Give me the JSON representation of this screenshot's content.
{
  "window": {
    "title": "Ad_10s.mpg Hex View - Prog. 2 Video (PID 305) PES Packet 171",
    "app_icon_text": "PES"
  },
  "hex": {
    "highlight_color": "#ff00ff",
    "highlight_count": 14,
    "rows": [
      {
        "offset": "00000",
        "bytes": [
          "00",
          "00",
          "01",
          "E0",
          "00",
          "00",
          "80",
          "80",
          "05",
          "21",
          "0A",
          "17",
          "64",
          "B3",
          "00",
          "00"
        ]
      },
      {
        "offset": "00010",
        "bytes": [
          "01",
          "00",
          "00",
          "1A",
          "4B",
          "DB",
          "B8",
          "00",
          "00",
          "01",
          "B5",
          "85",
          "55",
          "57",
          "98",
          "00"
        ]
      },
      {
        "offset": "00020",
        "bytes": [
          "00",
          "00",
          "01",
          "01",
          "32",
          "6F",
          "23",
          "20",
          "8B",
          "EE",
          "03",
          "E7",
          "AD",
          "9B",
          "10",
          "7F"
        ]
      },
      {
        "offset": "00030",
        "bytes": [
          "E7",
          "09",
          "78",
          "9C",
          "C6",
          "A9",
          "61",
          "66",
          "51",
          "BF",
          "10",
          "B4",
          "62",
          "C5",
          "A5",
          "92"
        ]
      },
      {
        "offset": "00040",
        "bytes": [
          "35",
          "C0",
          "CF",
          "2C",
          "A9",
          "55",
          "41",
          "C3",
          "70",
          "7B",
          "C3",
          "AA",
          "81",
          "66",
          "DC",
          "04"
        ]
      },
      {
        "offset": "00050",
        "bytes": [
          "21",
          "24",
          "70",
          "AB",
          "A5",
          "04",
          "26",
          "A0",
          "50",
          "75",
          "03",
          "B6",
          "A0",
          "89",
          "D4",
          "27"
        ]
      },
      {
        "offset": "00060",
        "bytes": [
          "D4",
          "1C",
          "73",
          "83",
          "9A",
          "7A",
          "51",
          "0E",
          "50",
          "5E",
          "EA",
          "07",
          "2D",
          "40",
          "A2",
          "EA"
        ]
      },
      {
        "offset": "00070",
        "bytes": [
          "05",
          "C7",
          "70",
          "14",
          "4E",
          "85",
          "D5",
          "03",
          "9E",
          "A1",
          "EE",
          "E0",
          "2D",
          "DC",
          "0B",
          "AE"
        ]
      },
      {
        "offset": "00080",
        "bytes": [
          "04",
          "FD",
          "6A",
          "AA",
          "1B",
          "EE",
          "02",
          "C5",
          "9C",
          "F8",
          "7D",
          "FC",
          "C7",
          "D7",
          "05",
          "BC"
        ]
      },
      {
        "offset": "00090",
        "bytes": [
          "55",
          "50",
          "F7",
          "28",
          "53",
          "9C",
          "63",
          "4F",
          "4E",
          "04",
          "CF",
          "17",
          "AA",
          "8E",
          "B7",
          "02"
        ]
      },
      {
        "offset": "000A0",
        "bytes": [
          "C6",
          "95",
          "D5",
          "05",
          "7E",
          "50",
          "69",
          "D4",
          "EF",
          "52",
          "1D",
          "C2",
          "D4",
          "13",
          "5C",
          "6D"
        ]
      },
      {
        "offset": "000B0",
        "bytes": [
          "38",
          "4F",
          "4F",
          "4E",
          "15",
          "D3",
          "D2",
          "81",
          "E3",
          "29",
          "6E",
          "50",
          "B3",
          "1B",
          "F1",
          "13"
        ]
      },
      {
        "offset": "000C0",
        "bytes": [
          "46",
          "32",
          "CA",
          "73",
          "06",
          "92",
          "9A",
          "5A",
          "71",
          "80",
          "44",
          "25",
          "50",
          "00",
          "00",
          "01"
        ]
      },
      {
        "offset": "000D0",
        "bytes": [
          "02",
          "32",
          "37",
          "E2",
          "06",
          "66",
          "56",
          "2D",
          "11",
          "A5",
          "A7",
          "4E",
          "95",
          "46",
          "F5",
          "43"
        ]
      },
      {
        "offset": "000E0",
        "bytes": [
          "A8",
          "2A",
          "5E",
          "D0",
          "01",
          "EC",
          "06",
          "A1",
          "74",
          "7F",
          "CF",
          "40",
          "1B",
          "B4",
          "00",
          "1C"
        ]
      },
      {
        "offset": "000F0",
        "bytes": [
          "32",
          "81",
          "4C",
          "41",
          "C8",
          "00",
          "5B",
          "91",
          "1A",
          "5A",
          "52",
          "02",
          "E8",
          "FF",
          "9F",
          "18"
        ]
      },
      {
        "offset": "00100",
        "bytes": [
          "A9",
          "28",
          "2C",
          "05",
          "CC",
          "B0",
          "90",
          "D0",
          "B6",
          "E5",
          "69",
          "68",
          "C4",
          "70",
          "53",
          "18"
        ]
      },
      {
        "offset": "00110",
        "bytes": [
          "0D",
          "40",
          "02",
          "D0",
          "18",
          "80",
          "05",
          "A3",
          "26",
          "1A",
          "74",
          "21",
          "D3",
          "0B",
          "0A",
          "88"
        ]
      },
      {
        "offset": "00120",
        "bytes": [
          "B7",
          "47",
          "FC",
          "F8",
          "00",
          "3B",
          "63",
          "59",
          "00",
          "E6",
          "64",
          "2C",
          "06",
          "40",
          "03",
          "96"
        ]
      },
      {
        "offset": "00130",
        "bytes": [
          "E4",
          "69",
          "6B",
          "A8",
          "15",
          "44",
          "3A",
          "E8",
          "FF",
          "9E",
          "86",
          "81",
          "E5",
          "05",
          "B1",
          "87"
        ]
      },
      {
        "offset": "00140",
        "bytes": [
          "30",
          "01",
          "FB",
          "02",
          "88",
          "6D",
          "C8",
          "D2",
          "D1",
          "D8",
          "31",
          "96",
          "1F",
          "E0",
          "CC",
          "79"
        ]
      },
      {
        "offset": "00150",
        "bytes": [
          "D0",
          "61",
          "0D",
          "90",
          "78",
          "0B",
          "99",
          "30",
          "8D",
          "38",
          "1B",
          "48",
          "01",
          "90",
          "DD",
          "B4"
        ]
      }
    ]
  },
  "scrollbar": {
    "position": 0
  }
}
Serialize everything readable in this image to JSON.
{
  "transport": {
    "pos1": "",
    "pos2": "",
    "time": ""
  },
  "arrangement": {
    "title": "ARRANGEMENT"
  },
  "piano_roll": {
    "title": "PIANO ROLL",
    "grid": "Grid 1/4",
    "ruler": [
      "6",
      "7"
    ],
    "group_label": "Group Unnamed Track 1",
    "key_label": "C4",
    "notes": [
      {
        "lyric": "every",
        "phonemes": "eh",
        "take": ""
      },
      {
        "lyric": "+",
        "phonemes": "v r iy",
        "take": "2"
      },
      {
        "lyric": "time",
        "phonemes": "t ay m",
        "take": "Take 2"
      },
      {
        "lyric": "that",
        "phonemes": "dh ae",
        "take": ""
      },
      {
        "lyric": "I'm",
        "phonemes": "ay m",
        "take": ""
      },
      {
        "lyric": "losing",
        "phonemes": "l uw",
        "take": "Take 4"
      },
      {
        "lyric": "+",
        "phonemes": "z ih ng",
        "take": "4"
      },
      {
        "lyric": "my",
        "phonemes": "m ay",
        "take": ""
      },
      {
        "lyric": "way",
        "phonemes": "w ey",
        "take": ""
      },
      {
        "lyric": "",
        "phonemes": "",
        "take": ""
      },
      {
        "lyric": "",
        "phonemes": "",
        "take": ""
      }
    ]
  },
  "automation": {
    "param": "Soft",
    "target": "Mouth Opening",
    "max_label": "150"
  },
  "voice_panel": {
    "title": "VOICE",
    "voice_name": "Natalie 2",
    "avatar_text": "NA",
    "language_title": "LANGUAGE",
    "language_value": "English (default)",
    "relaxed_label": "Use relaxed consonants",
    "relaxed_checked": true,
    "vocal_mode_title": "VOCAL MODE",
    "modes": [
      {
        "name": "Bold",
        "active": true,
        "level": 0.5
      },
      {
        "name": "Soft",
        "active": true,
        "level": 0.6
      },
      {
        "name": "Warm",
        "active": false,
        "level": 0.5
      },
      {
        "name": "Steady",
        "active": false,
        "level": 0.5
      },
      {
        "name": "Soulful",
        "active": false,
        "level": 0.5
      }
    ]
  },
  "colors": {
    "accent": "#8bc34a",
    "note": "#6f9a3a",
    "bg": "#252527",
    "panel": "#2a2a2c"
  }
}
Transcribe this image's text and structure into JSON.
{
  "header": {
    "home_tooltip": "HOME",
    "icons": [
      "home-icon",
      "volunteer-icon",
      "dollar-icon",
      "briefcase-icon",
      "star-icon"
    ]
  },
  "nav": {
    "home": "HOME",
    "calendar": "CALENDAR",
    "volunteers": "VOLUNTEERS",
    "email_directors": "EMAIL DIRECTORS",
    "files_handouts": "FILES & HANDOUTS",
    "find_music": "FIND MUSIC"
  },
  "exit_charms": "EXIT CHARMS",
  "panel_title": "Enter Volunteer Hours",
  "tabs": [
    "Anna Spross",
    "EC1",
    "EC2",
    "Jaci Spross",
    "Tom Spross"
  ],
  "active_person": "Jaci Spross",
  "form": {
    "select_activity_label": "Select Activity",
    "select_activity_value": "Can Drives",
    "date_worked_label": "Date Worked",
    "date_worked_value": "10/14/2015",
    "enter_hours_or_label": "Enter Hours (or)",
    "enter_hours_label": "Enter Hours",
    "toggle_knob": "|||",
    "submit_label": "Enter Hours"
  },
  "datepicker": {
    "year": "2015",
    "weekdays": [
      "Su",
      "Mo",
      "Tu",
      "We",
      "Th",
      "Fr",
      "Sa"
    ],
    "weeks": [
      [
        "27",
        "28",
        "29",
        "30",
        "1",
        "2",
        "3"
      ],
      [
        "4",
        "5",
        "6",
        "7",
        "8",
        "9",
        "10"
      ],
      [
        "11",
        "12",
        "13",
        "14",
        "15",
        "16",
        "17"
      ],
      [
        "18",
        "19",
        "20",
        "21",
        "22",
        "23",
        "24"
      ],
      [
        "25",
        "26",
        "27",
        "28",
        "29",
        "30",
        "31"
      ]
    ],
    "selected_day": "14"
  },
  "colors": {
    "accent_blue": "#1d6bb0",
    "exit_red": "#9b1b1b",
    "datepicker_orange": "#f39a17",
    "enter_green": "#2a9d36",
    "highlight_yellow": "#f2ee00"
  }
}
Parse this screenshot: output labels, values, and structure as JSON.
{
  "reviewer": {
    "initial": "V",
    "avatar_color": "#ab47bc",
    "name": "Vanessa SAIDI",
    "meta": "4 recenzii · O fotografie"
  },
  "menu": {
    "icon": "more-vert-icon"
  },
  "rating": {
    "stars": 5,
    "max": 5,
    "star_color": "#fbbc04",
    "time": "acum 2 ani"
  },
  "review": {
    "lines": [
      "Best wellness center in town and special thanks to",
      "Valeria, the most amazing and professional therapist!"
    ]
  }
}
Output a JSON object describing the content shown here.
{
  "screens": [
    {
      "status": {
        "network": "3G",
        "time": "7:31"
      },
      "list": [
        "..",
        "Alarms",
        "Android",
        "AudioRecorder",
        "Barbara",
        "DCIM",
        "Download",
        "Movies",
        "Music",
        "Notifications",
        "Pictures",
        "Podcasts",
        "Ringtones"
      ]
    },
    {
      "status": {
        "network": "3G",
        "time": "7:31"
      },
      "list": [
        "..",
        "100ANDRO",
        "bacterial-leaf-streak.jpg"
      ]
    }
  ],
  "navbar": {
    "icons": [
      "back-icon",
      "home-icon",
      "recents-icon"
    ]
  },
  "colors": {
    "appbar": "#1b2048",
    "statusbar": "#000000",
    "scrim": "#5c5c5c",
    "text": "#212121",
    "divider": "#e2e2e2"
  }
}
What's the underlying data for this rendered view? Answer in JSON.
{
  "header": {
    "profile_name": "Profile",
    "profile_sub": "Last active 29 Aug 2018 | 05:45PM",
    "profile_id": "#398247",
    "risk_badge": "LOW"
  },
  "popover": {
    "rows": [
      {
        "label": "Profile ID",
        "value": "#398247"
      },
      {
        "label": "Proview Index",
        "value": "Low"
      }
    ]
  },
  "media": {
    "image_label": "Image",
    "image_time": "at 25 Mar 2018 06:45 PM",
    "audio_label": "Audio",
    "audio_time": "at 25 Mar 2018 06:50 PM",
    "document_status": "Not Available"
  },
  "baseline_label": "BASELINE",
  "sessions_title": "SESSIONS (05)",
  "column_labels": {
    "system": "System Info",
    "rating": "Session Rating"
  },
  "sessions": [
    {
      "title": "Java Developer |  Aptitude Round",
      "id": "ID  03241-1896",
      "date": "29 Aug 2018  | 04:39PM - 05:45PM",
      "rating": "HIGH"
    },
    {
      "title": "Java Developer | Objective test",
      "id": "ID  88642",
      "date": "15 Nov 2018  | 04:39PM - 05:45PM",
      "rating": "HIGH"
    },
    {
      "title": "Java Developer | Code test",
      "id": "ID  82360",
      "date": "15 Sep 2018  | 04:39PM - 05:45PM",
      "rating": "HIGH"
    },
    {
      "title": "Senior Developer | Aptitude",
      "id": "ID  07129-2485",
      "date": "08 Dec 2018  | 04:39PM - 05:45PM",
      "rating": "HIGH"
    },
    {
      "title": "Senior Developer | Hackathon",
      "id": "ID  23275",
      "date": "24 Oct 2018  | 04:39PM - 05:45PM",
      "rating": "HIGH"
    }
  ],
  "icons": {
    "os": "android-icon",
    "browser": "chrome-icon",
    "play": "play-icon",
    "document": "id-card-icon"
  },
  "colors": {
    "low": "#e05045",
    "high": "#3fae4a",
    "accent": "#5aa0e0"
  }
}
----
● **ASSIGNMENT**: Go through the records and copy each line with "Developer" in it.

● **ANSWER TO THIS PROBLEM**:
      "title": "Java Developer |  Aptitude Round",
      "title": "Java Developer | Objective test",
      "title": "Java Developer | Code test",
      "title": "Senior Developer | Aptitude",
      "title": "Senior Developer | Hackathon",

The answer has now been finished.